Can't afford stock photos? Free image resources to your rescue!
Photo by Vijay Kodandaraman Bysani (CC license)
So let's say I'm writing an article for my blog or website about African Zebras. I'd really like to show people what an African Zebra looks like but a) I can't afford to go to Africa to photograph one; and b) I can't really afford to pay some fancy stock photography company several hundred dollars to use one of their images. So what should I do?
Remember when you were a kid and you learned all about "sharing"? Well, some people still believe that sharing is a great thing to do - especially when it comes to our media creations. That's right, millions of photographers, artists, musicians, filmmakers and writers all over the world are willing to share their work (with citation and attribution) for your non-commercial media publishing projects. And it goes both ways: you might need a photo of a Zebra and they might need some interesting text about Zebras. Together you create your own media resource! Newly launched "Now Public" was created to help citizen journalists find photographers to put stories together.
So are you ready to resource?
Communications expert Robin Good explains where to find the best free image resources on the web:
Good reviews several resources including:
"Finding quality images and photos for complementing an important article, essay or news report is already quite a challenge for many. Imagine when the goal is not just too find good images, but find some that you could openly and freely use without needing to pay royalties or one-time publishing rights to someone."
And many others ...
I was surprised that Good left out Creative Commons / Common Content so I'll add it here:
Common Content features: images, movies, text and audio that feature the Creative Commons license. Learn more about Commons licenses.
RSS + Flash = 10X10 Newsflash!
10x10 gives new meaning to the word "newsflash". And this has got to be the best use of tags, flash and RSS technologies I've seen so far - and it's useful (especially for journalism students who can't afford to subscribe to Reuters!). More than anything it's just FUN.
This amazing project was created, designed and developed by Jonathan Harris of Number27, in conjunction with the FABRICA communication research center in Italy. Here's how it works (from the 10x10 site):
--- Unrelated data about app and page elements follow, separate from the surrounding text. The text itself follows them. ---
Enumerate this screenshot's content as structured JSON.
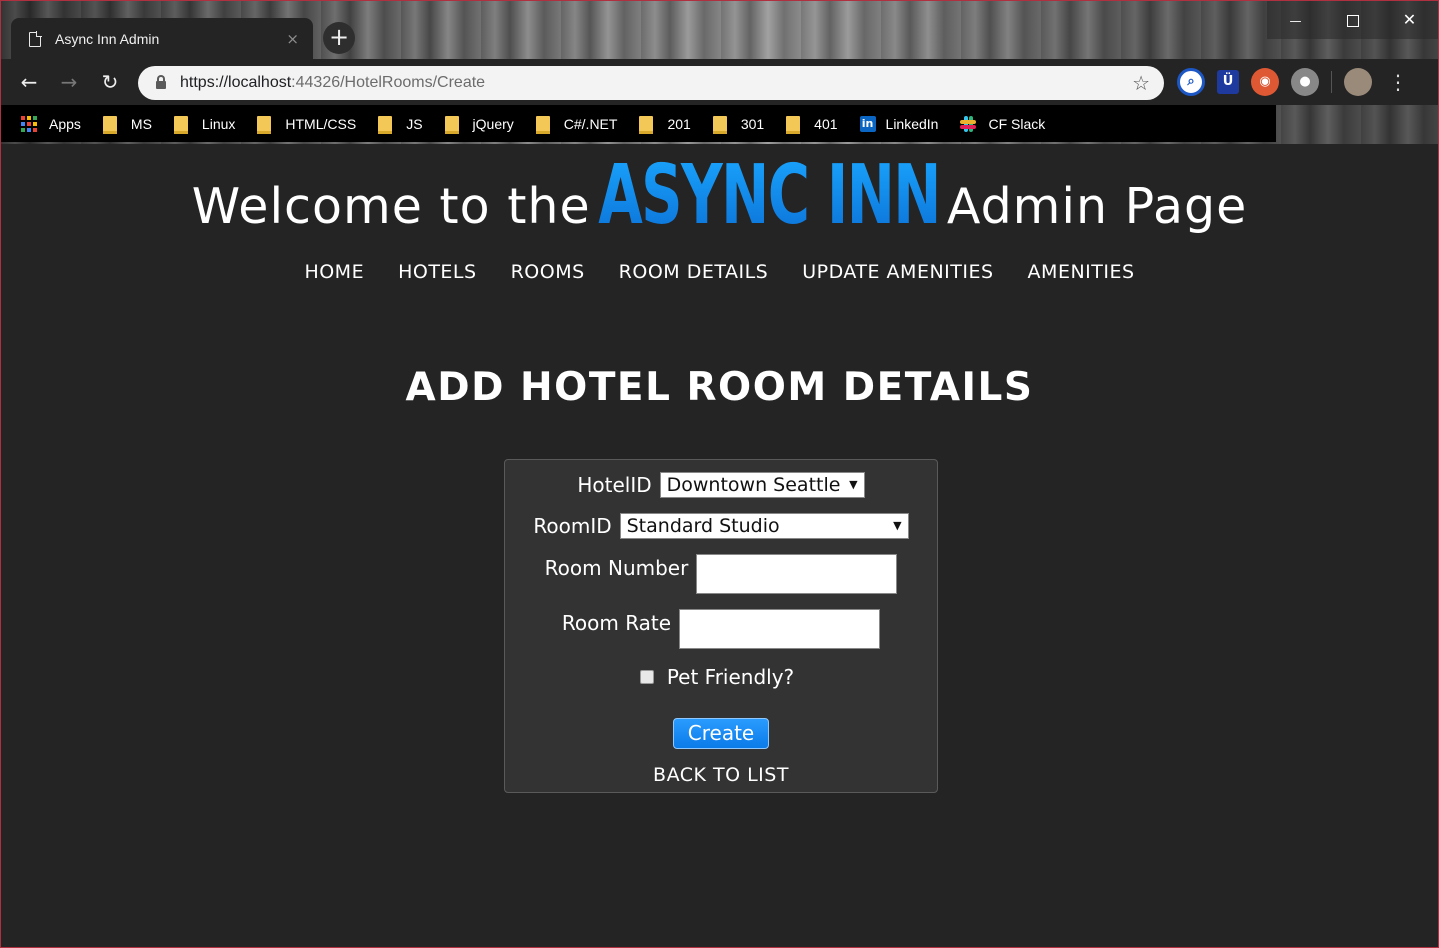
{
  "browser": {
    "tab_title": "Async Inn Admin",
    "tab_close": "×",
    "new_tab": "+",
    "window_controls": {
      "minimize": "—",
      "close": "✕"
    },
    "nav": {
      "back": "←",
      "forward": "→",
      "reload": "↻"
    },
    "url_host": "https://localhost",
    "url_path": ":44326/HotelRooms/Create",
    "star": "☆",
    "menu": "⋮",
    "bookmarks": [
      {
        "label": "Apps",
        "icon": "apps-grid-icon"
      },
      {
        "label": "MS",
        "icon": "folder-icon"
      },
      {
        "label": "Linux",
        "icon": "folder-icon"
      },
      {
        "label": "HTML/CSS",
        "icon": "folder-icon"
      },
      {
        "label": "JS",
        "icon": "folder-icon"
      },
      {
        "label": "jQuery",
        "icon": "folder-icon"
      },
      {
        "label": "C#/.NET",
        "icon": "folder-icon"
      },
      {
        "label": "201",
        "icon": "folder-icon"
      },
      {
        "label": "301",
        "icon": "folder-icon"
      },
      {
        "label": "401",
        "icon": "folder-icon"
      },
      {
        "label": "LinkedIn",
        "icon": "linkedin-icon"
      },
      {
        "label": "CF Slack",
        "icon": "slack-icon"
      }
    ]
  },
  "header": {
    "welcome": "Welcome to the",
    "brand": "ASYNC INN",
    "suffix": "Admin Page"
  },
  "nav": [
    "HOME",
    "HOTELS",
    "ROOMS",
    "ROOM DETAILS",
    "UPDATE AMENITIES",
    "AMENITIES"
  ],
  "page_title": "ADD HOTEL ROOM DETAILS",
  "form": {
    "hotel_label": "HotelID",
    "hotel_value": "Downtown Seattle",
    "room_label": "RoomID",
    "room_value": "Standard Studio",
    "room_number_label": "Room Number",
    "room_number_value": "",
    "room_rate_label": "Room Rate",
    "room_rate_value": "",
    "pet_label": "Pet Friendly?",
    "pet_checked": false,
    "submit": "Create",
    "back": "BACK TO LIST"
  },
  "colors": {
    "page_bg": "#242424",
    "brand": "#1a8eff",
    "button": "#0a7be8",
    "form_bg": "#333333"
  }
}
"Every hour, 10x10 scans the RSS feeds of several leading international news sources, and performs an elaborate process of weighted linguistic analysis on the text contained in their top news stories. After this process, conclusions are automatically drawn about the hour's most important words. The top 100 words are chosen, along with 100 corresponding images, culled from the source news stories. At the end of each day, month, and year, 10x10 looks back through its archives to conclude the top 100 words for the given time period. In this way, a constantly evolving record of our world is formed, based on prominent world events, without any human input.
Currently, 10x10 gathers its data from the following news
Reuters World News
BBC World Edition
New York Times International News"